Required action: Give back the listing word for word, from top to bottom.

Data for analysis:

────────────────────

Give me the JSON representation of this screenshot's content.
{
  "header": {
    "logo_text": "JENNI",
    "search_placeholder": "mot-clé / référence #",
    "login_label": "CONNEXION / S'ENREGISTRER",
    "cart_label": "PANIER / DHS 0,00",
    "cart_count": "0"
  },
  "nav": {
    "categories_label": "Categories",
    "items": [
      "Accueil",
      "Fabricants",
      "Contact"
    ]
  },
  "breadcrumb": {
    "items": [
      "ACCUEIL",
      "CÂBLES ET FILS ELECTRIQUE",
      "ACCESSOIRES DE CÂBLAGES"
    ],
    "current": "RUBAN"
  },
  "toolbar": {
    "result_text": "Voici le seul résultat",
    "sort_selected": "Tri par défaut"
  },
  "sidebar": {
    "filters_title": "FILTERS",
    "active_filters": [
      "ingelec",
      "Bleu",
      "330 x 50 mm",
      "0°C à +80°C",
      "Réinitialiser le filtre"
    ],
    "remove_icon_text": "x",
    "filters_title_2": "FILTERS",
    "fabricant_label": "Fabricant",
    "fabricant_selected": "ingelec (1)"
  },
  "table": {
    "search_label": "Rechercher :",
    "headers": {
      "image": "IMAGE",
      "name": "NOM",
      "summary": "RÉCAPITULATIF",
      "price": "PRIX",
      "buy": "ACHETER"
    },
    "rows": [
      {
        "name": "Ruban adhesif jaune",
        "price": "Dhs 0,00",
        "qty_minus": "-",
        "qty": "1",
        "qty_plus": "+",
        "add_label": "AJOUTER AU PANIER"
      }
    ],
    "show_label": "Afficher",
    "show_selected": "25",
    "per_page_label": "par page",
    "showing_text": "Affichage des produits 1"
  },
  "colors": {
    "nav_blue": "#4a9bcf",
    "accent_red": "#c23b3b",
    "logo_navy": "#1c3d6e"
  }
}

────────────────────

Solution to the exercise:
Give me the JSON representation of this screenshot's content.
{
  "header": {
    "logo_text": "JENNI",
    "search_placeholder": "mot-clé / référence #",
    "login_label": "CONNEXION / S'ENREGISTRER",
    "cart_label": "PANIER / DHS 0,00",
    "cart_count": "0"
  },
  "nav": {
    "categories_label": "Categories",
    "items": [
      "Accueil",
      "Fabricants",
      "Contact"
    ]
  },
  "breadcrumb": {
    "items": [
      "ACCUEIL",
      "CÂBLES ET FILS ELECTRIQUE",
      "ACCESSOIRES DE CÂBLAGES"
    ],
    "current": "RUBAN"
  },
  "toolbar": {
    "result_text": "Voici le seul résultat",
    "sort_selected": "Tri par défaut"
  },
  "sidebar": {
    "filters_title": "FILTERS",
    "active_filters": [
      "ingelec",
      "Bleu",
      "330 x 50 mm",
      "0°C à +80°C",
      "Réinitialiser le filtre"
    ],
    "remove_icon_text": "x",
    "filters_title_2": "FILTERS",
    "fabricant_label": "Fabricant",
    "fabricant_selected": "ingelec (1)"
  },
  "table": {
    "search_label": "Rechercher :",
    "headers": {
      "image": "IMAGE",
      "name": "NOM",
      "summary": "RÉCAPITULATIF",
      "price": "PRIX",
      "buy": "ACHETER"
    },
    "rows": [
      {
        "name": "Ruban adhesif jaune",
        "price": "Dhs 0,00",
        "qty_minus": "-",
        "qty": "1",
        "qty_plus": "+",
        "add_label": "AJOUTER AU PANIER"
      }
    ],
    "show_label": "Afficher",
    "show_selected": "25",
    "per_page_label": "par page",
    "showing_text": "Affichage des produits 1"
  },
  "colors": {
    "nav_blue": "#4a9bcf",
    "accent_red": "#c23b3b",
    "logo_navy": "#1c3d6e"
  }
}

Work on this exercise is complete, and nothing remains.